The US military has been forced to deny claims that one of its warplanes was shot down over Iraq by Islamic State after the group posted reports a US jet had crashed landed in Anbar province.

"There is no truth to reports of Isil downing a US aircraft near Anbar," US central command tweeted through an official Twitter account. "All US and coalition aircraft accounted for at this time," it added.

Islamic State made the claims over the downed US aircraft through its propaganda outlet al-Amaq news agency. The terror group posted messages in Arabic and English saying the jet had been shot by its fighters and its pilot killed.

"The crew of the US warplane that was shot down by Islamic State fighters near Ayn Asad airbase is dead," Amaq posted on 25 July.

The Islamic State, which captured vast swathes of territory across Iraq in the summer of 2014, has been on the back foot in the country following an increase in pressure from US and coalition forces.

Mosul, Islamic State's de-facto capital in Iraq, is the last major urban centre held by the group in the country. Over the last year, the coalition has clawed back IS-held ground, retaking the cities of Ramadi and Fallujah.
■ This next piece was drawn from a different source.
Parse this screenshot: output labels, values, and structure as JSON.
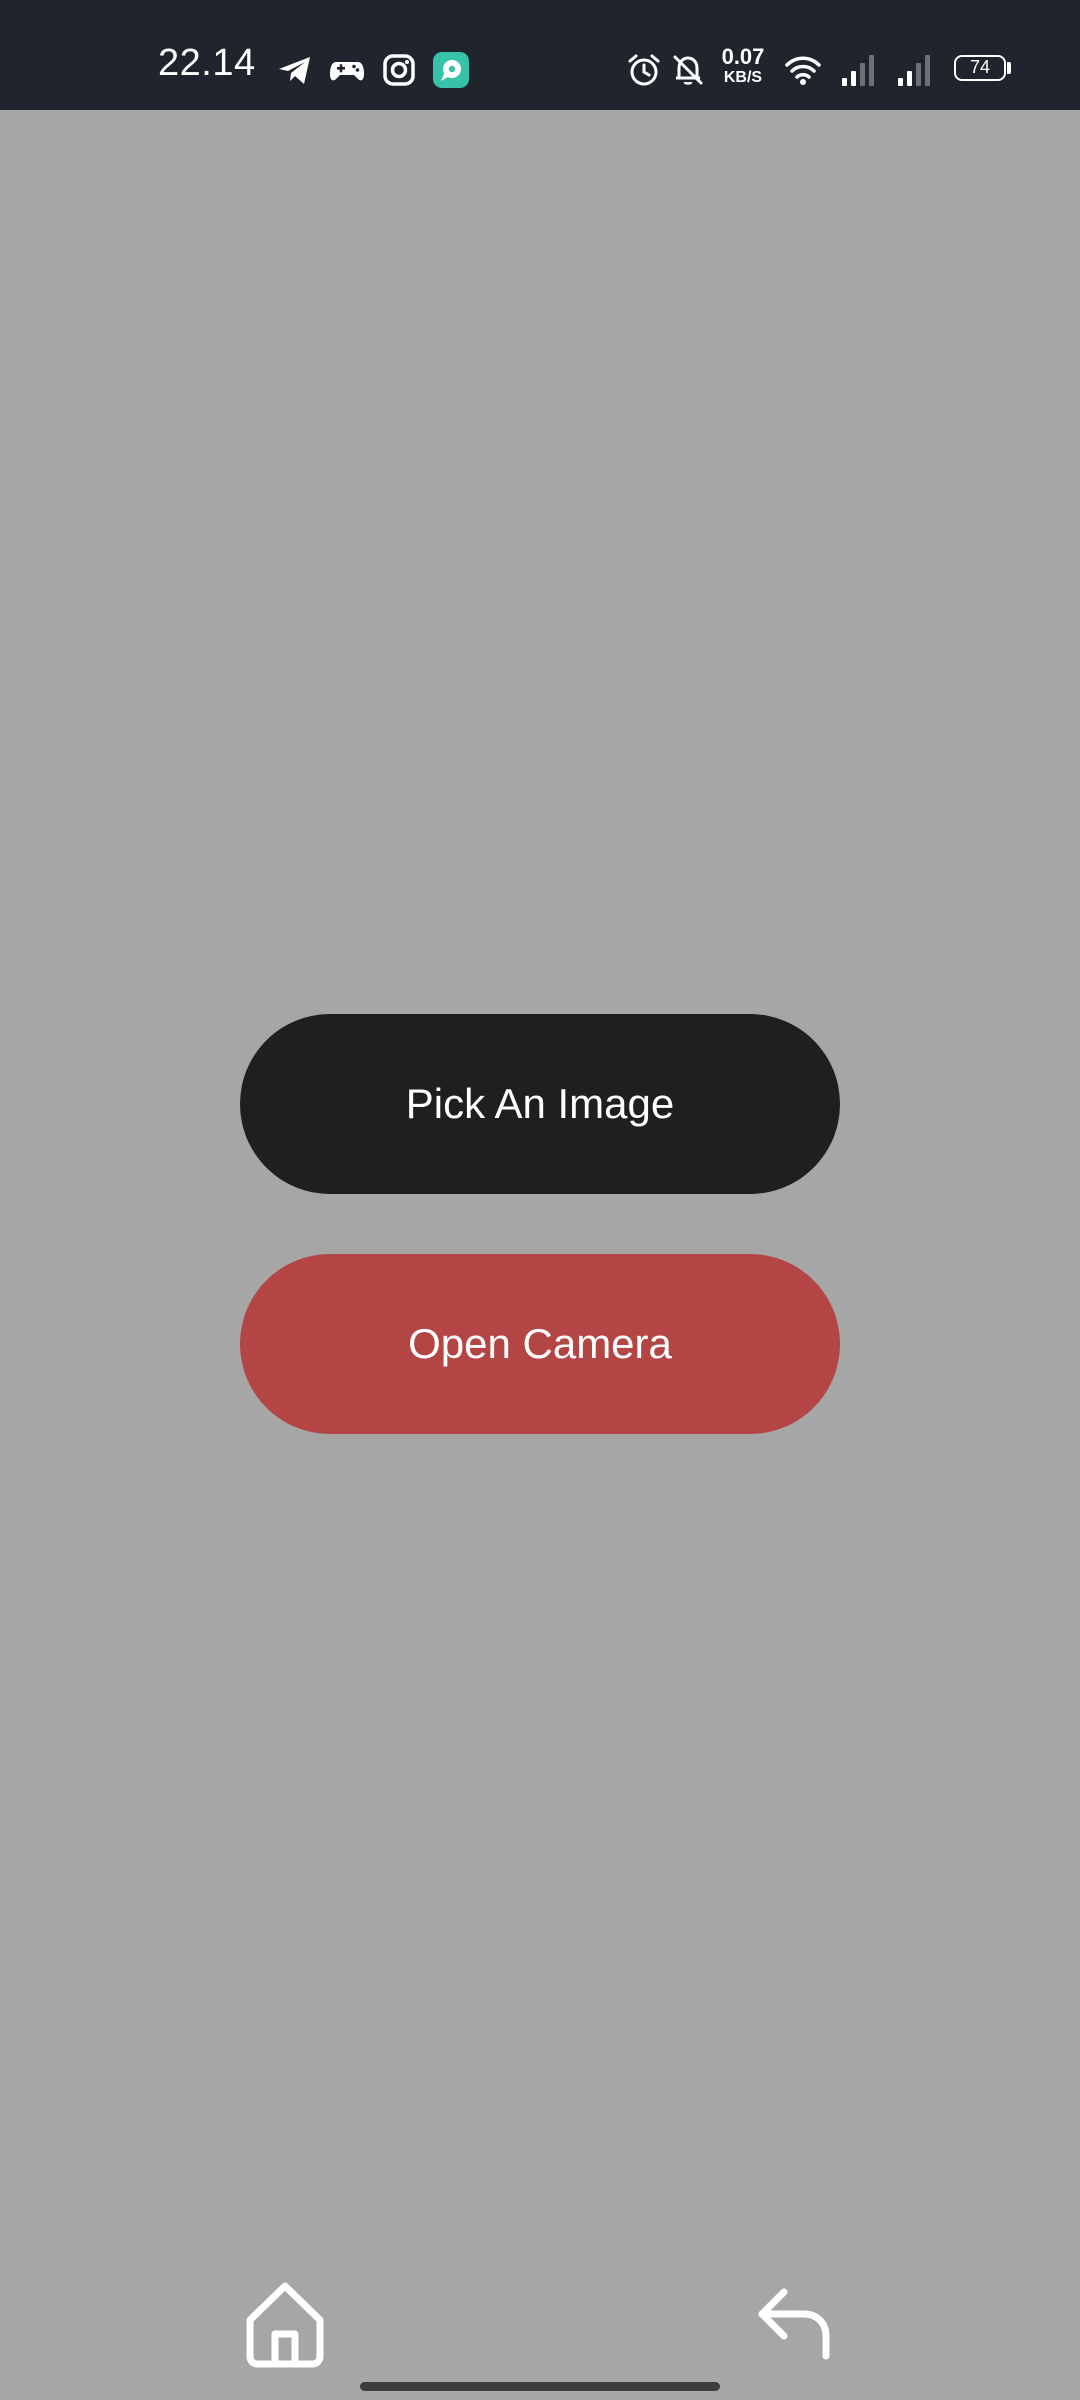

However, as the US and its allies have waged a more effective ground war against IS, the group has changed its strategy to focus more on insurgency tactics. In the worst assault in the country since the US invasion in 2003, a massive suicide attack in Baghdad's bustling commercial area of Karada on 2 July killed at least 186.